The owners of a new company found a building on the market for an affordable price, so they bought it. Built in the 1940s to manufacture aircraft for the war effort, the metal structure had a large open space. The company occupying this space was in the software development business and the building was much larger than it needed, but the price made it seem like a sensible move. However, the owners got a surprise from their insurance agent about property coverage. Insurance companies base limits of insurance on the cost of replacing a building exactly as it was before the loss. The cost of reconstructing this old building was much higher than both its purchase price and that of other suitable properties. The company did not need that much insurance, and paying the higher premium for it would have been wasteful, so the owners asked the agent for alternatives. What if, they asked, we don’t rebuild our building as it was?
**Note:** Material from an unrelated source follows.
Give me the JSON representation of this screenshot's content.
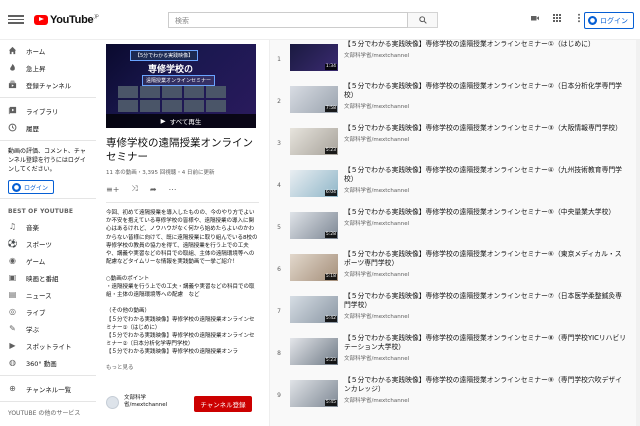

After a fire or some other catastrophe destroys a building, its owners may decide not to rebuild or replace with a similar structure for a number of reasons.
- As was the case with the software company, the current building’s design may be impractical. The company bought the building because of a good price, not because of its large open space. A software developer ordinarily does not need that much space; if it were to rebuild, it would almost certainly choose a smaller building with a different layout. Also, very old buildings often include materials that builders do not commonly use today, such as plaster and lathe. Reconstruction with these materials is expensive and often unnecessary for the continued operation of the business.
- The company may decide to consolidate the operations of two locations into one. The second location may have the capacity to absorb the first one’s operations, and management may feel that it will gain efficiencies by consolidating.
- Depending on the building’s age, it may not meet current building codes. The local government may require any new buildings to meet expensive new codes.
The standard Business Property insurance policy states that the insurance company will pay “actual cash value” — the cost of replacing the property minus an amount for depreciation. However, it offers the option of valuing a loss at replacement cost without deduction for depreciation. A business that chooses this option will need to purchase the amount of insurance equal to the cost of replacing the building “as is.” The company will pay the difference between the actual cash value and the replacement cost only if the property owner actually rebuilds or replaces the property, and then only if he does so as soon as reasonably possible after the loss. The policy also provides a small amount of additional insurance (typically the lesser of 5% of the insurance on the building or $10,000) to cover the increased cost of construction resulting from changes in building codes.
Businesses like the software company, who do not need an exact replacement of their current buildings, should ask their agent about adding a “functional building valuation” endorsement to their policies. It establishes a limit of insurance somewhere between actual cash value and full replacement cost and allows the property owner to replace the building with one that fulfills the same function as the old one at a lesser cost. The discussion with the agent should also include increased “ordinance or law” coverage to provide additional insurance for increased costs from new building codes. With the right attention to detail, a business can get the property insurance it needs without having to waste money on unnecessary coverage.